Saved data entries:
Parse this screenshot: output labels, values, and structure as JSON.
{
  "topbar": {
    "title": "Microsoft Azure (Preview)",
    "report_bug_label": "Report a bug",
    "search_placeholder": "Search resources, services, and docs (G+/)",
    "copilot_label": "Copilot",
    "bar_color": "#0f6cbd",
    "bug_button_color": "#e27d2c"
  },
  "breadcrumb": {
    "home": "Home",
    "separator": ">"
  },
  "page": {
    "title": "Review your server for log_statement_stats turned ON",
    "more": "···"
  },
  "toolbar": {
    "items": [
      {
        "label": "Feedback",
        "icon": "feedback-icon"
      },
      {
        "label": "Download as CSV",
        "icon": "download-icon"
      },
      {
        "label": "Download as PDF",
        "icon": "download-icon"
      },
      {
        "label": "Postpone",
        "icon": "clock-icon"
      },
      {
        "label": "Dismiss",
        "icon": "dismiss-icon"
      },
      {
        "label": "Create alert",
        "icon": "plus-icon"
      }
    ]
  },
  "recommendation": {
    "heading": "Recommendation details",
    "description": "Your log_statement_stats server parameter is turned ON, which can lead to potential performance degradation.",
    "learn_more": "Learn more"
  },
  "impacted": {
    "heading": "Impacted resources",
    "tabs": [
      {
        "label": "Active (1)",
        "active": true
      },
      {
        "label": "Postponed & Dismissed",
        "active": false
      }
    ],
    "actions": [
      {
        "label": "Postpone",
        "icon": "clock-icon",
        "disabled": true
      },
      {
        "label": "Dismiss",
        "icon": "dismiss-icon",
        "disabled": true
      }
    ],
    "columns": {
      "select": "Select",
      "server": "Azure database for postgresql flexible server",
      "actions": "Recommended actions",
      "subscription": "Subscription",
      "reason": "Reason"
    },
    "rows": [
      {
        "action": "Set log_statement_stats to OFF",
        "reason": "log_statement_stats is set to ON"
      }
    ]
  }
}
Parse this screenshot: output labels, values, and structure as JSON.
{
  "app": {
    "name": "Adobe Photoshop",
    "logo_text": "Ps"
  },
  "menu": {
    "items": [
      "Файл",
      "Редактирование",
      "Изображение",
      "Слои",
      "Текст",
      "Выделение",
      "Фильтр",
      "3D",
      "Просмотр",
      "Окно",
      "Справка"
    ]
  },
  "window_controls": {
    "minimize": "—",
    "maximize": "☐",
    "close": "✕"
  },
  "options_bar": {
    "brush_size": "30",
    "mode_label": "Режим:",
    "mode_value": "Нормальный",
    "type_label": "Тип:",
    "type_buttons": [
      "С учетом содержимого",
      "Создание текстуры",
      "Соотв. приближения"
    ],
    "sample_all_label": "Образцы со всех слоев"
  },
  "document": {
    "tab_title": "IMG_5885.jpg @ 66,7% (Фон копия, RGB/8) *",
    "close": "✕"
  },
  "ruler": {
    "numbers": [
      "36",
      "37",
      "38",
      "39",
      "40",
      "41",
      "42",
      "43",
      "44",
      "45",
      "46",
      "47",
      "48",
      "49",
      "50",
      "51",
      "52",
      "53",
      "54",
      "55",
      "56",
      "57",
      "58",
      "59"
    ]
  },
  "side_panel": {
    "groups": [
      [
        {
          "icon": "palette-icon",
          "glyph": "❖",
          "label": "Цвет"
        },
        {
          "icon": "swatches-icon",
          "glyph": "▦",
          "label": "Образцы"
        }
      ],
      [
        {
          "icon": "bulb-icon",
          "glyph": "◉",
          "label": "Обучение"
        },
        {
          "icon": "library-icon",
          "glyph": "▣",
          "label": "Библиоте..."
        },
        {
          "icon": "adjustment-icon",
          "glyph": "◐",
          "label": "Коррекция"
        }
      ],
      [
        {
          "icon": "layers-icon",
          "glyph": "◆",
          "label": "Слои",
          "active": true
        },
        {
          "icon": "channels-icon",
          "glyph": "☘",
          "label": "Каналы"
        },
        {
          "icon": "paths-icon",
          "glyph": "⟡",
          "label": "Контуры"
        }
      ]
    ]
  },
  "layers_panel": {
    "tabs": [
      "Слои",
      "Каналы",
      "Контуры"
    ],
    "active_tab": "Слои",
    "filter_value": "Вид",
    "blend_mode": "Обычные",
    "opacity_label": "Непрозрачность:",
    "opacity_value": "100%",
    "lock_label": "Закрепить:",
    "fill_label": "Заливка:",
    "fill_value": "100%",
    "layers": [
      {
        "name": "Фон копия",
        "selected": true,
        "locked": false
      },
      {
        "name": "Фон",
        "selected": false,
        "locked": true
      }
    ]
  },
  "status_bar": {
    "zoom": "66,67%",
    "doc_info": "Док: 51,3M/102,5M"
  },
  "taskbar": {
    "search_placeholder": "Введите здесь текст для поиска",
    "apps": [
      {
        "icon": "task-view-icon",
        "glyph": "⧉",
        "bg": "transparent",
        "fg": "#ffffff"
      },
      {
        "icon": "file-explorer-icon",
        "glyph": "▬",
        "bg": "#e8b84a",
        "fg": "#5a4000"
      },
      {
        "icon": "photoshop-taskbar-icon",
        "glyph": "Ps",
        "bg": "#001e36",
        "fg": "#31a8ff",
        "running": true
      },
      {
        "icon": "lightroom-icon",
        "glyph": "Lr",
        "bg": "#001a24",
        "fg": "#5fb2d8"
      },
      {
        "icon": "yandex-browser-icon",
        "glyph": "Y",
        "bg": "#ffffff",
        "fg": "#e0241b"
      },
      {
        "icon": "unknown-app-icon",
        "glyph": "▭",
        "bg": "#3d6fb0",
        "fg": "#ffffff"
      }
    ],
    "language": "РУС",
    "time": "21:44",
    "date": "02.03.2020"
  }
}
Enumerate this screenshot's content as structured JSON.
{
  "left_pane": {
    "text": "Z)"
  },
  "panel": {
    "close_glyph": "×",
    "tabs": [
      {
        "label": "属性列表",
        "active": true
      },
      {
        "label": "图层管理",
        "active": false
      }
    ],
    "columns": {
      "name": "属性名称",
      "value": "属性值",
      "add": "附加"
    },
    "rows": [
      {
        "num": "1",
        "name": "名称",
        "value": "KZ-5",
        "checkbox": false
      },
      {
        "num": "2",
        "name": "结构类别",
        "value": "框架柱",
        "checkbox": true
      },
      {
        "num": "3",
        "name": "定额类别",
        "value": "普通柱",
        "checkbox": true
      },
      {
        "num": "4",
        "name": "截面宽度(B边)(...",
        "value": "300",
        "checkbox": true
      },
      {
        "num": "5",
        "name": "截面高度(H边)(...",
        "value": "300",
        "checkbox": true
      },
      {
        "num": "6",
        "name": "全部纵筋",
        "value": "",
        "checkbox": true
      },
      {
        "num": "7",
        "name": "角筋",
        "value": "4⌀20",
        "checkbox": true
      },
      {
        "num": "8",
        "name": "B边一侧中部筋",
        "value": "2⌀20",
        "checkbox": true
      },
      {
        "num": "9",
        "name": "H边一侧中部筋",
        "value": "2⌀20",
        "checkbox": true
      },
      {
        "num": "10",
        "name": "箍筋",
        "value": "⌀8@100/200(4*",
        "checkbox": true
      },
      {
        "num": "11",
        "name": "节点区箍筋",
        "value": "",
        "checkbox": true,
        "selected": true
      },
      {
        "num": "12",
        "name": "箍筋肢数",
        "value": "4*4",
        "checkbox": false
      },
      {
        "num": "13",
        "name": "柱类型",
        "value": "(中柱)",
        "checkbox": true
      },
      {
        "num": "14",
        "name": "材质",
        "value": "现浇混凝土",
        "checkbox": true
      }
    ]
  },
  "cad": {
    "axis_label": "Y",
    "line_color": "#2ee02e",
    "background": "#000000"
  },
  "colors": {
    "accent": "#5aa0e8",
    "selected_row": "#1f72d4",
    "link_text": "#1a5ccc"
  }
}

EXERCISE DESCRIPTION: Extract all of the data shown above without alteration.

ANSWER SECTION:
Parse this screenshot: output labels, values, and structure as JSON.
{
  "topbar": {
    "title": "Microsoft Azure (Preview)",
    "report_bug_label": "Report a bug",
    "search_placeholder": "Search resources, services, and docs (G+/)",
    "copilot_label": "Copilot",
    "bar_color": "#0f6cbd",
    "bug_button_color": "#e27d2c"
  },
  "breadcrumb": {
    "home": "Home",
    "separator": ">"
  },
  "page": {
    "title": "Review your server for log_statement_stats turned ON",
    "more": "···"
  },
  "toolbar": {
    "items": [
      {
        "label": "Feedback",
        "icon": "feedback-icon"
      },
      {
        "label": "Download as CSV",
        "icon": "download-icon"
      },
      {
        "label": "Download as PDF",
        "icon": "download-icon"
      },
      {
        "label": "Postpone",
        "icon": "clock-icon"
      },
      {
        "label": "Dismiss",
        "icon": "dismiss-icon"
      },
      {
        "label": "Create alert",
        "icon": "plus-icon"
      }
    ]
  },
  "recommendation": {
    "heading": "Recommendation details",
    "description": "Your log_statement_stats server parameter is turned ON, which can lead to potential performance degradation.",
    "learn_more": "Learn more"
  },
  "impacted": {
    "heading": "Impacted resources",
    "tabs": [
      {
        "label": "Active (1)",
        "active": true
      },
      {
        "label": "Postponed & Dismissed",
        "active": false
      }
    ],
    "actions": [
      {
        "label": "Postpone",
        "icon": "clock-icon",
        "disabled": true
      },
      {
        "label": "Dismiss",
        "icon": "dismiss-icon",
        "disabled": true
      }
    ],
    "columns": {
      "select": "Select",
      "server": "Azure database for postgresql flexible server",
      "actions": "Recommended actions",
      "subscription": "Subscription",
      "reason": "Reason"
    },
    "rows": [
      {
        "action": "Set log_statement_stats to OFF",
        "reason": "log_statement_stats is set to ON"
      }
    ]
  }
}
Parse this screenshot: output labels, values, and structure as JSON.
{
  "app": {
    "name": "Adobe Photoshop",
    "logo_text": "Ps"
  },
  "menu": {
    "items": [
      "Файл",
      "Редактирование",
      "Изображение",
      "Слои",
      "Текст",
      "Выделение",
      "Фильтр",
      "3D",
      "Просмотр",
      "Окно",
      "Справка"
    ]
  },
  "window_controls": {
    "minimize": "—",
    "maximize": "☐",
    "close": "✕"
  },
  "options_bar": {
    "brush_size": "30",
    "mode_label": "Режим:",
    "mode_value": "Нормальный",
    "type_label": "Тип:",
    "type_buttons": [
      "С учетом содержимого",
      "Создание текстуры",
      "Соотв. приближения"
    ],
    "sample_all_label": "Образцы со всех слоев"
  },
  "document": {
    "tab_title": "IMG_5885.jpg @ 66,7% (Фон копия, RGB/8) *",
    "close": "✕"
  },
  "ruler": {
    "numbers": [
      "36",
      "37",
      "38",
      "39",
      "40",
      "41",
      "42",
      "43",
      "44",
      "45",
      "46",
      "47",
      "48",
      "49",
      "50",
      "51",
      "52",
      "53",
      "54",
      "55",
      "56",
      "57",
      "58",
      "59"
    ]
  },
  "side_panel": {
    "groups": [
      [
        {
          "icon": "palette-icon",
          "glyph": "❖",
          "label": "Цвет"
        },
        {
          "icon": "swatches-icon",
          "glyph": "▦",
          "label": "Образцы"
        }
      ],
      [
        {
          "icon": "bulb-icon",
          "glyph": "◉",
          "label": "Обучение"
        },
        {
          "icon": "library-icon",
          "glyph": "▣",
          "label": "Библиоте..."
        },
        {
          "icon": "adjustment-icon",
          "glyph": "◐",
          "label": "Коррекция"
        }
      ],
      [
        {
          "icon": "layers-icon",
          "glyph": "◆",
          "label": "Слои",
          "active": true
        },
        {
          "icon": "channels-icon",
          "glyph": "☘",
          "label": "Каналы"
        },
        {
          "icon": "paths-icon",
          "glyph": "⟡",
          "label": "Контуры"
        }
      ]
    ]
  },
  "layers_panel": {
    "tabs": [
      "Слои",
      "Каналы",
      "Контуры"
    ],
    "active_tab": "Слои",
    "filter_value": "Вид",
    "blend_mode": "Обычные",
    "opacity_label": "Непрозрачность:",
    "opacity_value": "100%",
    "lock_label": "Закрепить:",
    "fill_label": "Заливка:",
    "fill_value": "100%",
    "layers": [
      {
        "name": "Фон копия",
        "selected": true,
        "locked": false
      },
      {
        "name": "Фон",
        "selected": false,
        "locked": true
      }
    ]
  },
  "status_bar": {
    "zoom": "66,67%",
    "doc_info": "Док: 51,3M/102,5M"
  },
  "taskbar": {
    "search_placeholder": "Введите здесь текст для поиска",
    "apps": [
      {
        "icon": "task-view-icon",
        "glyph": "⧉",
        "bg": "transparent",
        "fg": "#ffffff"
      },
      {
        "icon": "file-explorer-icon",
        "glyph": "▬",
        "bg": "#e8b84a",
        "fg": "#5a4000"
      },
      {
        "icon": "photoshop-taskbar-icon",
        "glyph": "Ps",
        "bg": "#001e36",
        "fg": "#31a8ff",
        "running": true
      },
      {
        "icon": "lightroom-icon",
        "glyph": "Lr",
        "bg": "#001a24",
        "fg": "#5fb2d8"
      },
      {
        "icon": "yandex-browser-icon",
        "glyph": "Y",
        "bg": "#ffffff",
        "fg": "#e0241b"
      },
      {
        "icon": "unknown-app-icon",
        "glyph": "▭",
        "bg": "#3d6fb0",
        "fg": "#ffffff"
      }
    ],
    "language": "РУС",
    "time": "21:44",
    "date": "02.03.2020"
  }
}
Enumerate this screenshot's content as structured JSON.
{
  "left_pane": {
    "text": "Z)"
  },
  "panel": {
    "close_glyph": "×",
    "tabs": [
      {
        "label": "属性列表",
        "active": true
      },
      {
        "label": "图层管理",
        "active": false
      }
    ],
    "columns": {
      "name": "属性名称",
      "value": "属性值",
      "add": "附加"
    },
    "rows": [
      {
        "num": "1",
        "name": "名称",
        "value": "KZ-5",
        "checkbox": false
      },
      {
        "num": "2",
        "name": "结构类别",
        "value": "框架柱",
        "checkbox": true
      },
      {
        "num": "3",
        "name": "定额类别",
        "value": "普通柱",
        "checkbox": true
      },
      {
        "num": "4",
        "name": "截面宽度(B边)(...",
        "value": "300",
        "checkbox": true
      },
      {
        "num": "5",
        "name": "截面高度(H边)(...",
        "value": "300",
        "checkbox": true
      },
      {
        "num": "6",
        "name": "全部纵筋",
        "value": "",
        "checkbox": true
      },
      {
        "num": "7",
        "name": "角筋",
        "value": "4⌀20",
        "checkbox": true
      },
      {
        "num": "8",
        "name": "B边一侧中部筋",
        "value": "2⌀20",
        "checkbox": true
      },
      {
        "num": "9",
        "name": "H边一侧中部筋",
        "value": "2⌀20",
        "checkbox": true
      },
      {
        "num": "10",
        "name": "箍筋",
        "value": "⌀8@100/200(4*",
        "checkbox": true
      },
      {
        "num": "11",
        "name": "节点区箍筋",
        "value": "",
        "checkbox": true,
        "selected": true
      },
      {
        "num": "12",
        "name": "箍筋肢数",
        "value": "4*4",
        "checkbox": false
      },
      {
        "num": "13",
        "name": "柱类型",
        "value": "(中柱)",
        "checkbox": true
      },
      {
        "num": "14",
        "name": "材质",
        "value": "现浇混凝土",
        "checkbox": true
      }
    ]
  },
  "cad": {
    "axis_label": "Y",
    "line_color": "#2ee02e",
    "background": "#000000"
  },
  "colors": {
    "accent": "#5aa0e8",
    "selected_row": "#1f72d4",
    "link_text": "#1a5ccc"
  }
}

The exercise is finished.